- The NLP framework leverages NLP scripts in the jape language, that can be bundled into applications and executed over the texts. In ARMLET, many of the scripts we use are aimed to be executed as-is over the text (Jape folder), whereas some will be automatically generated or reused (CustomJape folder), depending of the configuration you bring in. 
- Some configuration files can be found in the Test folder. 
- Regarding the structure configuration, they are defined according to two files, a <name>_structure.json file and <name>_rules.json file. The first one is aimed at describing the structural hierarchy of the document, the second one is aimed at describing the detection rules for these structures. More details are provided in the documentation. Example configurations can be found in the Structure and CustomStructure folders. Note that the file location is quite irrelevant as long as both files are collocated together and  correctly referenced in the configuration file and that the naming convention is correct. From these two files, ARMLET will automatically generate jape scripts and Gate applications in the CustomJape and Apps folders for the detection of structural metadata.

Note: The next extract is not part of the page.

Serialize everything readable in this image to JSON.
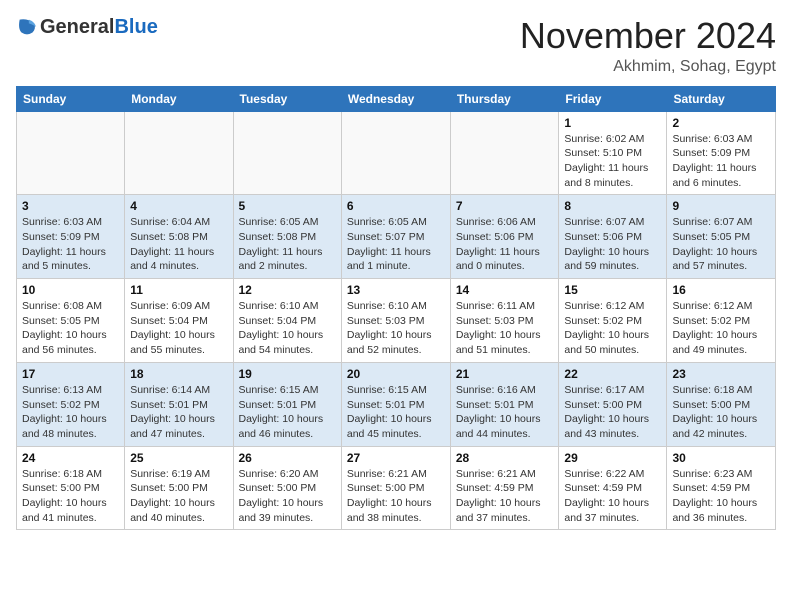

# Installation and Setup

ARMLET comes as a whole and is executed via calling the ArmletMain.jar with one argument, which is the path to a configuration file containing the necessary information for converting a document into xml.
Therefore, elements location should not be changed since the ArmletMain.Jar will dynamically call Gate and its plug-ins at precise locations.

More information can be found in the documentation folder.

# Related Publications

(All Author's preprint version of the publications are available at

**- Digitizing Luxembourg's Legal Corpora: Experience and Vision**  
*John Dann, Mehrdad Sabetzadeh, Nicolas Sannier, and Lionel Briand (do not follow the contribution order nor alphabetical order), in the 18th Law via the Internet conference (LVI'2018), Florence, Italy, 11-12 October 2018*

**- Legal Markup Generation in the Large: An Experience Report**  
*Nicolas Sannier, Morayo Adedjouma, Mehrdad Sabetzadeh, Lionel C. Briand, John Dann, Marc Hisette, Pascal Thill, in the proceedings of the 25th IEEE International Requirements Engineering Conference (RE'2017), Lisbon, Portugal, pp 302-311, 4-8 September  2017.*

**- From RELAW Research to Practice: Reflections on an Ongoing Technology Transfer Project**  
*Nicolas Sannier, Mehrdad Sabetzadeh and Lionel C. Briand, in the proceedings of the IEEE 25th International Requirements Engineering Conference Workshops (RELAW), Lisbon, Portugal, pp 204?208, September 5th, 2017.*

**- An Automated Framework for Detection and Resolution of Cross References in Legal Texts**  
*Nicolas Sannier, Morayo Adedjouma, Mehrdad Sabetzadeh, and Lionel Briand. , in the Requirements Engineering Journal 22(2): 215-237 (2017) (1st online Nov. 17, 2015).*